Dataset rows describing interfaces
========

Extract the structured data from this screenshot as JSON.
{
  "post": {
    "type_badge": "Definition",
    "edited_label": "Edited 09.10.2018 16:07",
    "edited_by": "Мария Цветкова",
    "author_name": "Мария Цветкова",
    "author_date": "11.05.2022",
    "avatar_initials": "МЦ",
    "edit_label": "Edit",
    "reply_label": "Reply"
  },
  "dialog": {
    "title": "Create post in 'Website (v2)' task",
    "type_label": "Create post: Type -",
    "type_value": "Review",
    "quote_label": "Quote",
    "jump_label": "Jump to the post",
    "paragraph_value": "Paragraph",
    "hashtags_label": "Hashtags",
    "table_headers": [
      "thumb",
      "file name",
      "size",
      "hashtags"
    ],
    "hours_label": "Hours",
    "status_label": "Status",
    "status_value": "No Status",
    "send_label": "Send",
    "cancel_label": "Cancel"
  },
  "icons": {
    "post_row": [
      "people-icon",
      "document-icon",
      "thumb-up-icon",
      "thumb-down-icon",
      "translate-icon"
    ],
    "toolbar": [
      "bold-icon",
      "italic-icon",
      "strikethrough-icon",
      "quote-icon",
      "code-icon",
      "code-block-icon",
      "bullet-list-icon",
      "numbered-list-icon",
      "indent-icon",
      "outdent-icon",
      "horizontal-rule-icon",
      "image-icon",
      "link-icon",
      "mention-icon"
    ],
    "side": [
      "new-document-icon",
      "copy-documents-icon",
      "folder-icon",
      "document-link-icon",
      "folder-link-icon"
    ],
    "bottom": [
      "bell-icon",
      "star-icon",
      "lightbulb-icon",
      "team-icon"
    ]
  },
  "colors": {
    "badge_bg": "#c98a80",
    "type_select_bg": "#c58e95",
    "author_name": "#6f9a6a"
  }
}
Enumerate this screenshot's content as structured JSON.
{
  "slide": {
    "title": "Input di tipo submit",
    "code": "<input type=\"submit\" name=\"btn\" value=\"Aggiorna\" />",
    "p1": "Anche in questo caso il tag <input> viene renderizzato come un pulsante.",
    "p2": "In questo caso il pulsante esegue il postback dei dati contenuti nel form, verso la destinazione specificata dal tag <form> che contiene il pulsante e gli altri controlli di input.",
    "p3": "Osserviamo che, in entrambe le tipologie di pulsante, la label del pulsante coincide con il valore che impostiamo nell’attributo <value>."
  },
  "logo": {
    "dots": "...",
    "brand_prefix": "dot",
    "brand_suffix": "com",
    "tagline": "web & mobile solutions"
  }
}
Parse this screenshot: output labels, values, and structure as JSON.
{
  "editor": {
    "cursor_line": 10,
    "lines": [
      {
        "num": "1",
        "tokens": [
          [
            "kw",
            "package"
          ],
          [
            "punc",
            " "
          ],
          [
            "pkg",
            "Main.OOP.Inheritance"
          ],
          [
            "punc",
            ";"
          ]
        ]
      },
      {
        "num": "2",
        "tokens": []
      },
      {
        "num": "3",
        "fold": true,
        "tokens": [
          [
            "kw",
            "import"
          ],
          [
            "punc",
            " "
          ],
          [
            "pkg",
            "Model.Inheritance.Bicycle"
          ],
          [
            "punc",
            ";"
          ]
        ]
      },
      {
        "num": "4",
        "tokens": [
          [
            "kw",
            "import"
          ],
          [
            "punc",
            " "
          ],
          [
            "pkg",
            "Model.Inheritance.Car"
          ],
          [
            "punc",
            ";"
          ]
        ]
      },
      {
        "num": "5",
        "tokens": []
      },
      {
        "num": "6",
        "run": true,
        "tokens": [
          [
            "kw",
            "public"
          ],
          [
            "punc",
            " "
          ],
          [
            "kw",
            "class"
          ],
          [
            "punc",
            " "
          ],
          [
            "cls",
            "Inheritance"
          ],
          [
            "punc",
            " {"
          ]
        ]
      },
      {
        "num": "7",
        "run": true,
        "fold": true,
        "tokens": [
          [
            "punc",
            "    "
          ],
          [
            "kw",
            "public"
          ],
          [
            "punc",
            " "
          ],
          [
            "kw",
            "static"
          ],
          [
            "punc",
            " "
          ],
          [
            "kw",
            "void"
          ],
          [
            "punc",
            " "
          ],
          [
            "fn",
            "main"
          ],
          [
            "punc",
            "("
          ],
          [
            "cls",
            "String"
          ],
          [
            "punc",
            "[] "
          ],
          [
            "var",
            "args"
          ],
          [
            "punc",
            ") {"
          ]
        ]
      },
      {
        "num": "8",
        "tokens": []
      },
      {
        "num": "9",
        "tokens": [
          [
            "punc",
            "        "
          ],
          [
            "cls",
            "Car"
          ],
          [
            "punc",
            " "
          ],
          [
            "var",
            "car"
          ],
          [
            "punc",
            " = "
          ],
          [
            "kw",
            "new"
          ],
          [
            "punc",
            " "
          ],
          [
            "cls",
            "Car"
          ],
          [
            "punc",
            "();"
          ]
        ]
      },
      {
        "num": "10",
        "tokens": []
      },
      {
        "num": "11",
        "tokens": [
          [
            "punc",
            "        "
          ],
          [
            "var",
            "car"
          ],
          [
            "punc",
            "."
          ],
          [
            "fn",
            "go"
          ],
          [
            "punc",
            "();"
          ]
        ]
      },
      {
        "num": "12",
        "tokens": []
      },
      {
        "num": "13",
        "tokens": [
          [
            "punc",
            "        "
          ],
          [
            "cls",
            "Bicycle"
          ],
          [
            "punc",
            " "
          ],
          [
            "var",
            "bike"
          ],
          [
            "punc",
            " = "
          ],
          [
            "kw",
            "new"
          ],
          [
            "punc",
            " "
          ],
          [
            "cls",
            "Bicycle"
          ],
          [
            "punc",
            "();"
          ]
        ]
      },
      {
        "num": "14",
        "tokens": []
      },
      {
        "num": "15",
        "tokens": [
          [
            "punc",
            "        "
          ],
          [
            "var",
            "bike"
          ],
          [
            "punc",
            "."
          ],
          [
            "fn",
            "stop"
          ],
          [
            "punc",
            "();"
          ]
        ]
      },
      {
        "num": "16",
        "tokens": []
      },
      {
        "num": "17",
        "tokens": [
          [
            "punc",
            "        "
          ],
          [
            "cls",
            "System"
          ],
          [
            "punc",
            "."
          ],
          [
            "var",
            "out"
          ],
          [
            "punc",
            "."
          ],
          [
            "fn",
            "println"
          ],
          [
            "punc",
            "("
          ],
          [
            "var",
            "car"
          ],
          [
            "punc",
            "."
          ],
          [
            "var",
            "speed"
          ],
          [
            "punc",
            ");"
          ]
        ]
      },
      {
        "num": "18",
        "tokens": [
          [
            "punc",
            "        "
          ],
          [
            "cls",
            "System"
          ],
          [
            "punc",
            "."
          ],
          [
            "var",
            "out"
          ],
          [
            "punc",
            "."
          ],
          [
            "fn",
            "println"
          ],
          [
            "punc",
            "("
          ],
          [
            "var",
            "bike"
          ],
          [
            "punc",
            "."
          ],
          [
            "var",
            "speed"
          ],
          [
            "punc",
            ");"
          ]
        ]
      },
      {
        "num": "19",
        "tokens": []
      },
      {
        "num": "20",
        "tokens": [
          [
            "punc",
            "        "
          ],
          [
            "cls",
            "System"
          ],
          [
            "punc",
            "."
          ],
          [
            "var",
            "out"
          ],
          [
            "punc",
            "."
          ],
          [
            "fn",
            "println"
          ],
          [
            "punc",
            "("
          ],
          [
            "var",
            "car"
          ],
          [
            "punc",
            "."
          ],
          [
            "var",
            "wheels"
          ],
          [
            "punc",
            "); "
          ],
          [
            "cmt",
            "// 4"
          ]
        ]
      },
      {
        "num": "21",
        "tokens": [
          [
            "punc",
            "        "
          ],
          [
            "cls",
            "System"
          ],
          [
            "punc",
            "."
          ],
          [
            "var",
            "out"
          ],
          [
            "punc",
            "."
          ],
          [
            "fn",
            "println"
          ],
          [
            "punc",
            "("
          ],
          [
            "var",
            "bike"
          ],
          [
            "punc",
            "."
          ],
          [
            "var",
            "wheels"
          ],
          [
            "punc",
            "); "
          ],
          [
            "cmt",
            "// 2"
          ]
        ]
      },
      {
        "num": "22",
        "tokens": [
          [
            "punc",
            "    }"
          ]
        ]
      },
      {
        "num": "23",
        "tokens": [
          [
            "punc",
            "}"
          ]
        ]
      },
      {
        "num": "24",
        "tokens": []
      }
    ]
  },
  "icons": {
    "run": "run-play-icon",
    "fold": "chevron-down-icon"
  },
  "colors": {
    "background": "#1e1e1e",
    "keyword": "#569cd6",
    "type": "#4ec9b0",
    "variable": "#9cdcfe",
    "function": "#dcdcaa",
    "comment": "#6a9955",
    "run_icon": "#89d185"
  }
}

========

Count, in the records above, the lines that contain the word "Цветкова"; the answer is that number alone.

* RESPONSE AREA:
2